Daniels is perfectly cast in what might be termed one of Handel's raging-tyrant roles in which the character's mercurial, spoiled instability finds perfect expression in neurotic floods of coloratura (think Julius Caesar; think Xerxes). Yet there is a basic problem with countertenors in large theaters: Even Daniels, perhaps the fullest-voiced and most expressive countertenor singing today, has a quality of reediness when placed against voices produced from the chest register. One of the marvels of the castrati in Handel's day was the power and sweetness of their voices; it is not a quality that can be replicated by a countertenor, although you will not find anyone today better than Daniels to attempt it.
Rader-Shieber didn't drum home the contemporary relevance, but his figures were certainly recognizable, from Tamerlano's thugs to the spoiled Arab princess Irene, affianced to Tamerlano and determined to get him (Claudia Huckle, a member of the company's young-artist program, was out of her depth in this part, convincing optically but not vocally). The image of the denuded palace had obvious reference to Baghdad, but the point was less topicality than the uncomfortable space of transition. In the first act, harshly and distractingly illuminated from the side as if by an interrogation spotlight (Christopher Akerlind was the lighting designer), the back wall of the empty room of David Zinn's set slowly moved up until it had all but eliminated the floor space for the characters. In the third act, that wall was removed altogether, replaced by a line of military officers silhouetted against a sinister red glow: There is no resolution to ambiguity.
Through all this, the conductor William Lacey led a performance that epitomized today's Handel convention, with a pleasant, gung-ho spirit, reasonably appealing to the ear, with the opera's orchestra playing this smaller-scale music gamely. There are always debates about whether baroque opera should be done in a mammoth modern opera house. This performance's attitude of simply tackling it, baroque or no, is certainly one approach, though it created an odd hybrid, a verismo limb grafted onto a Handelian stock.
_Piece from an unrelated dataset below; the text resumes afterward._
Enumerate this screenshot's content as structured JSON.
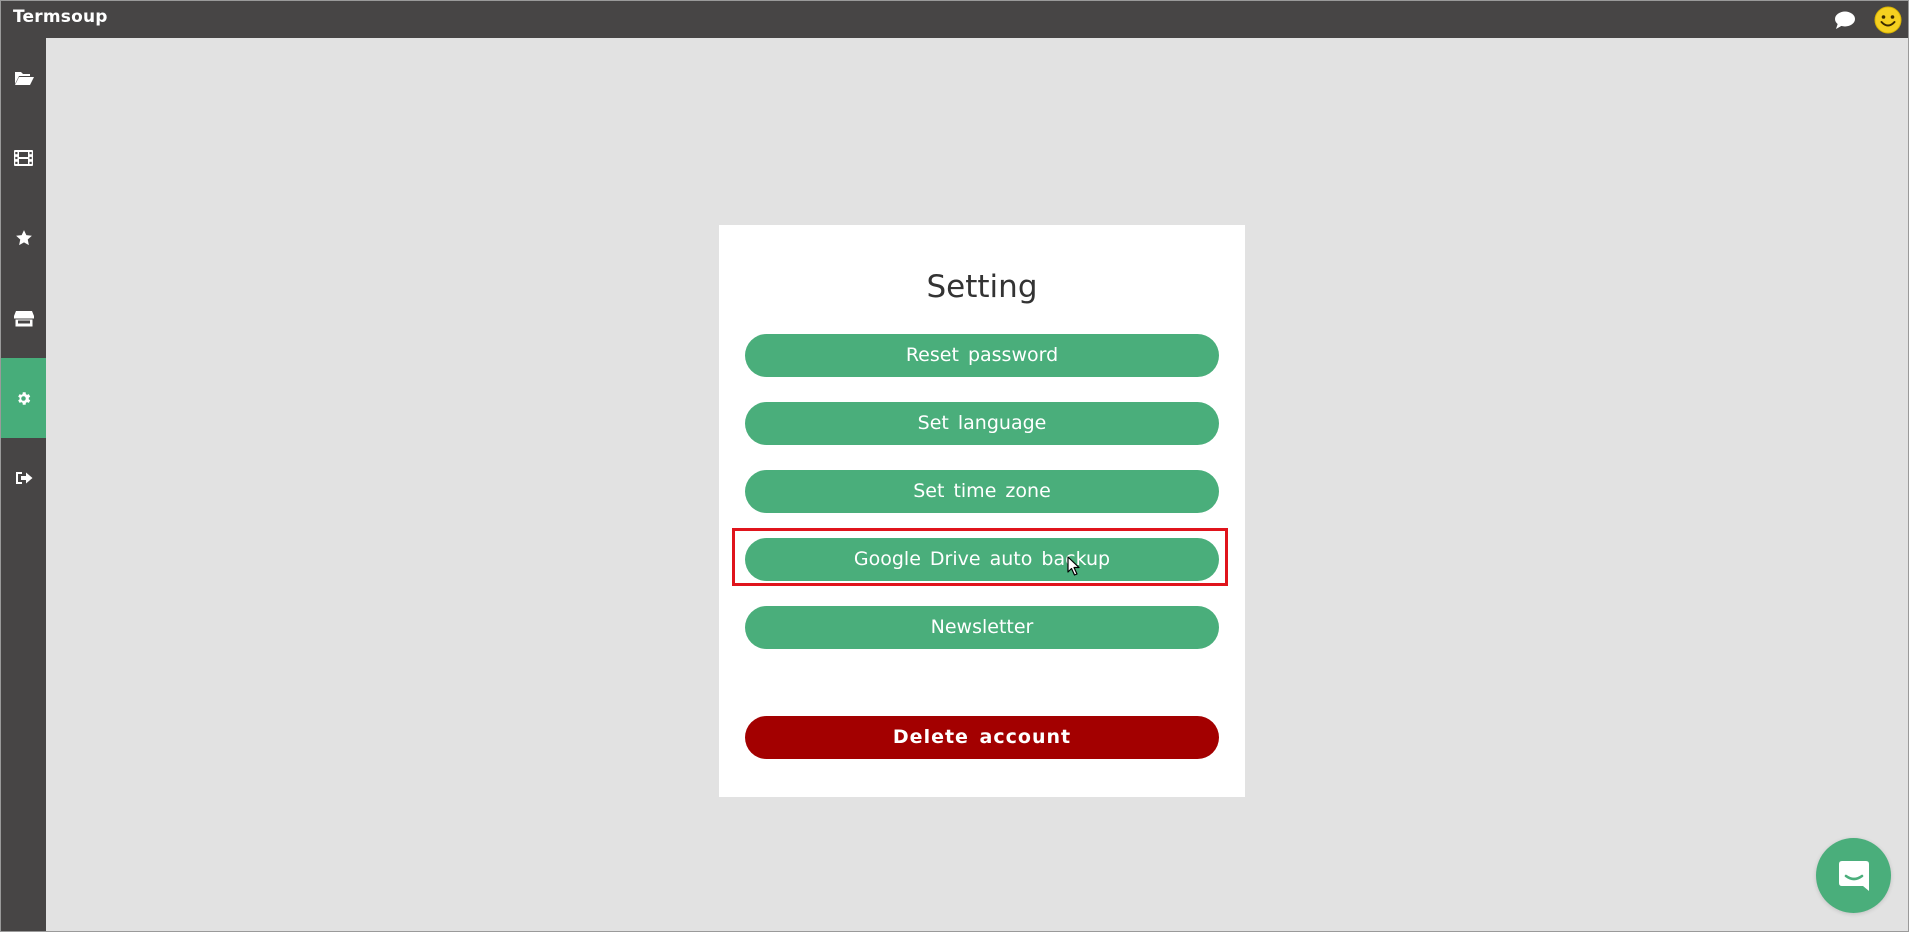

The resulting foliage did not conceal that one point of the exercise was to display Domingo's voice, which, if dulled, is still downright miraculous for a man of 67. And it was Domingo who held the opera through to his climactic death scene, so Otello-like that the opera, stripped of several of Handel's original numbers, fell like a souffle, with the tyrant's abrupt capitulation, as soon as Bajazet was gone.
Tamerlano (approximately 3 1/2 hours, in Italian with surtitles), at the Kennedy Center Opera house tonight, Sunday, May 12, 20 and 22. Call 202-295-2400 or visit http:/